Doom masterpiece from members of Panopticon and Wheels Within Wheels.
_It is a rare delight to find an album that totally removes you from your surroundings and immerses you in a rich and deep universe of its own; this is precisely what Seidr have done with their debut For Winter Fire. Although the band's roots lie in classic death/doom _ la early Katatonia, they seamlessly blend an impressive host of other influences that ultimately make the band hard to peg down. Where the album truly succeeds is in its use of American folk-based aesthetics, channeling the profound sorrow of early blues and bluegrass into something entirely more vicious and crushing. For Winter Fire is paced like a glacier, giving ample time to digest its innumerable nuances. Moreover it is the rich layering that earns it the profundity to draw listeners in and get lost for the album's hour-and-thirteen-minute running time. For those too lazy to use their imagination, Seidr's most direct comparison is to the late great Bay Area funeral doom troop Asunder. Although there are musical similarities (funeral paced doom, somber clean vocals, acoustic instruments, etc.) where the two are most akin are in aesthetic. Similarities aside, Seidr is ultimately much more varied both musically and in terms of pace and thereby being a more attractive band to those praising musical diversity over strict aesthetic traditionalism.
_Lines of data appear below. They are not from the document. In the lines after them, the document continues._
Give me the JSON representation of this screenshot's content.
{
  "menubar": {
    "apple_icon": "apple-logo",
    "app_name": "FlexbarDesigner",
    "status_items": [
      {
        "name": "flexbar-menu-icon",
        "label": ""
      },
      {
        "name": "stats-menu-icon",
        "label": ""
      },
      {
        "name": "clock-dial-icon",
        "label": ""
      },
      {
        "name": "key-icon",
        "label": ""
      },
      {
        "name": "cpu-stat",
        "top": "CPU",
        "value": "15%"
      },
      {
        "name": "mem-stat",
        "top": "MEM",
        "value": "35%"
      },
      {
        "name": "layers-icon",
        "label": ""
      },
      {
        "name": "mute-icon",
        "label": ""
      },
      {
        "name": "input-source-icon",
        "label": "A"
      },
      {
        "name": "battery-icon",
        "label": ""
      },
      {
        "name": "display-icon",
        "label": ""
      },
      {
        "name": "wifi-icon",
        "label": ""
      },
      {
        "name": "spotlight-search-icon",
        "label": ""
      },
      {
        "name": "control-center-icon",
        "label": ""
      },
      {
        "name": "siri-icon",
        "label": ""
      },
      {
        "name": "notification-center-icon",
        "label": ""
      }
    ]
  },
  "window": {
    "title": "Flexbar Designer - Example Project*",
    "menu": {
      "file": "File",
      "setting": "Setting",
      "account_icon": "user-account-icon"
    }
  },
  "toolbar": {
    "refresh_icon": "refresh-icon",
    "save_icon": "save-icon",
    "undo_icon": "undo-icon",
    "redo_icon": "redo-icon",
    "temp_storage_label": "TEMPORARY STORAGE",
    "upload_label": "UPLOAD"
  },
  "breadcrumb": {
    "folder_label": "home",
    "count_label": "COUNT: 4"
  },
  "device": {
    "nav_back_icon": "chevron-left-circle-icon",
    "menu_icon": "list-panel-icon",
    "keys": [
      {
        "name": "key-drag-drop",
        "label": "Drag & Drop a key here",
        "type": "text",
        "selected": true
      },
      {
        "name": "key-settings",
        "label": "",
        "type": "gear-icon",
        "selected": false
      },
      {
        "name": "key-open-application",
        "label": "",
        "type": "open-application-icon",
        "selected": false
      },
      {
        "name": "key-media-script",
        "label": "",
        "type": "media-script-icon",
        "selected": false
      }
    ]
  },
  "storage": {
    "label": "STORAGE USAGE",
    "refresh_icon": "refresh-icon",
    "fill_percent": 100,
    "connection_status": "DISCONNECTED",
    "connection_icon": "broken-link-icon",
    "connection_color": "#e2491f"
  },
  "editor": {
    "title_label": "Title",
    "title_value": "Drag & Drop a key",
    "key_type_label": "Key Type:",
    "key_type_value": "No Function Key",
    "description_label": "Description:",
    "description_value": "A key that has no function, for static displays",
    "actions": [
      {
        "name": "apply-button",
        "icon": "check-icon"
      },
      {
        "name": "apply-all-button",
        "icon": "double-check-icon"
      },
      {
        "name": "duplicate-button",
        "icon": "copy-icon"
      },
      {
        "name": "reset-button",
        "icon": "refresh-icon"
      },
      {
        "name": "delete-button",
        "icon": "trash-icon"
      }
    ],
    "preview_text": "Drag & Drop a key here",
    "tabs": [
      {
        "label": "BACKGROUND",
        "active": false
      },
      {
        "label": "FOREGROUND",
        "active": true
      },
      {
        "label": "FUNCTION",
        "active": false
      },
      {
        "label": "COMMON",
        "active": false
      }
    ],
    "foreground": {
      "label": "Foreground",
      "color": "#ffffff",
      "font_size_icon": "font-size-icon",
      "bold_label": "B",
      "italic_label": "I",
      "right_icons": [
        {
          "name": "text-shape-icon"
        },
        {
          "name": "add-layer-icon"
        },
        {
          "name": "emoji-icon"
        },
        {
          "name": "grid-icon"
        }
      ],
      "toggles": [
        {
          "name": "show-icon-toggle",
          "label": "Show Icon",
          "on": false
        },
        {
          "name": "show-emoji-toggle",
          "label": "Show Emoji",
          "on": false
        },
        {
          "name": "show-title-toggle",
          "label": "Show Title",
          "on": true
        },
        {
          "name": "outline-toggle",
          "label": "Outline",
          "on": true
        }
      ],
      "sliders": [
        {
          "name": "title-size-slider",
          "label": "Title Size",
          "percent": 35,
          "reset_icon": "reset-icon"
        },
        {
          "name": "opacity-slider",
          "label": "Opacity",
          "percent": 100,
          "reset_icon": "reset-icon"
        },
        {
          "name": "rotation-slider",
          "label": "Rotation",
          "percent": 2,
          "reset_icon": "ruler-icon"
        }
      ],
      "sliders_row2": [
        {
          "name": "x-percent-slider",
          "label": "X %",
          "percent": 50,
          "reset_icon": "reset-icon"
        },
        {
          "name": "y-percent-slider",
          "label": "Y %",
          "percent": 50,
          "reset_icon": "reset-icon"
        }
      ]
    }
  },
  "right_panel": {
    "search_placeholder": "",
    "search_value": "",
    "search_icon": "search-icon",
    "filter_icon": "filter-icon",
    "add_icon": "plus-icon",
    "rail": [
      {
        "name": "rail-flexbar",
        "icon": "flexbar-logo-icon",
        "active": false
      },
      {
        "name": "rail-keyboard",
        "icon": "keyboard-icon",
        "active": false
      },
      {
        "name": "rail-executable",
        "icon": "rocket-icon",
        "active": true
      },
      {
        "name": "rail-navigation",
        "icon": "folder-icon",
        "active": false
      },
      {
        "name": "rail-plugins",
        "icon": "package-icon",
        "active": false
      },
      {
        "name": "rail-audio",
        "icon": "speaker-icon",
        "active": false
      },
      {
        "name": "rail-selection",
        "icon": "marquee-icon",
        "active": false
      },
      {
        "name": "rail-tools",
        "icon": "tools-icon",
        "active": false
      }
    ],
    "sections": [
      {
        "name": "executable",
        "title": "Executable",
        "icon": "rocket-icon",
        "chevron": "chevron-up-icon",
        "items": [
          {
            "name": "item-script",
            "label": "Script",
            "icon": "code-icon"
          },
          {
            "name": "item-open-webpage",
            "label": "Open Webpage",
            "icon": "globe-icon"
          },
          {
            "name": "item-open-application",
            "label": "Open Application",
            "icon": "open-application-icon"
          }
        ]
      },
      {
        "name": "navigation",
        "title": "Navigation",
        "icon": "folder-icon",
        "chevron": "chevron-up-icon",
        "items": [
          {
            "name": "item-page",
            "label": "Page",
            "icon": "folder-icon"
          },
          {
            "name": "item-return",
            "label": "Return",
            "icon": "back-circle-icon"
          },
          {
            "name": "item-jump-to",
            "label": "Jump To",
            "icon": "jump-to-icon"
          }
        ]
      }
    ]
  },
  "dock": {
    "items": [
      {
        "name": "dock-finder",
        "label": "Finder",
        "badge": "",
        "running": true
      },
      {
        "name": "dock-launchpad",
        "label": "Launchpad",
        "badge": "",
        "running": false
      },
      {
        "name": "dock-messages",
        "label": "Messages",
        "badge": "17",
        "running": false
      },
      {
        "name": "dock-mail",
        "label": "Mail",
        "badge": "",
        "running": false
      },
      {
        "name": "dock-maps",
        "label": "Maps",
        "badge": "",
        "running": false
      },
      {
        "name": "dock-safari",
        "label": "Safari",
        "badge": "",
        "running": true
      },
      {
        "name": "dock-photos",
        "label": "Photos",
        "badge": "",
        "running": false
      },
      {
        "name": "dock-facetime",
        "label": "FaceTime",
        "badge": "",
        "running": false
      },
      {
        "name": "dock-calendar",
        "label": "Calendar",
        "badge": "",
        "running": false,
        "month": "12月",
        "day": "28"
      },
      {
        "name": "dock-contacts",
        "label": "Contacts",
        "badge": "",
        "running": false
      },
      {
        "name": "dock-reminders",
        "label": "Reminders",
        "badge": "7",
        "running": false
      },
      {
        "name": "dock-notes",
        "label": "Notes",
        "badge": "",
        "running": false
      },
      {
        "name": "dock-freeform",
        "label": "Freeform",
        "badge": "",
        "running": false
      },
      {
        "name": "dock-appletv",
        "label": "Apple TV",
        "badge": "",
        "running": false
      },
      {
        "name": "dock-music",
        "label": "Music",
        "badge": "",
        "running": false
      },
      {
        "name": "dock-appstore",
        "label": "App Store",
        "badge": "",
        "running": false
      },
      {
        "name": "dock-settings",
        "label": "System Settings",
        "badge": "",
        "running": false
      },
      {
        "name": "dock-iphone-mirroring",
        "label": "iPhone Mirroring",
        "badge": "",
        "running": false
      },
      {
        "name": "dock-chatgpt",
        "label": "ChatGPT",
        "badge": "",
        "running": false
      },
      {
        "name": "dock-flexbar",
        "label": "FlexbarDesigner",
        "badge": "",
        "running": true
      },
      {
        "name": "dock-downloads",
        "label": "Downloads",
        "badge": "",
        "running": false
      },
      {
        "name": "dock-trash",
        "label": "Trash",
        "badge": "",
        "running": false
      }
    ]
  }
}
In the end, For Winter Fire is a monumental achievement in the genre of doom and there is no doubt in my mind that Seidr will encourage progress in the ancient art of doom metal.?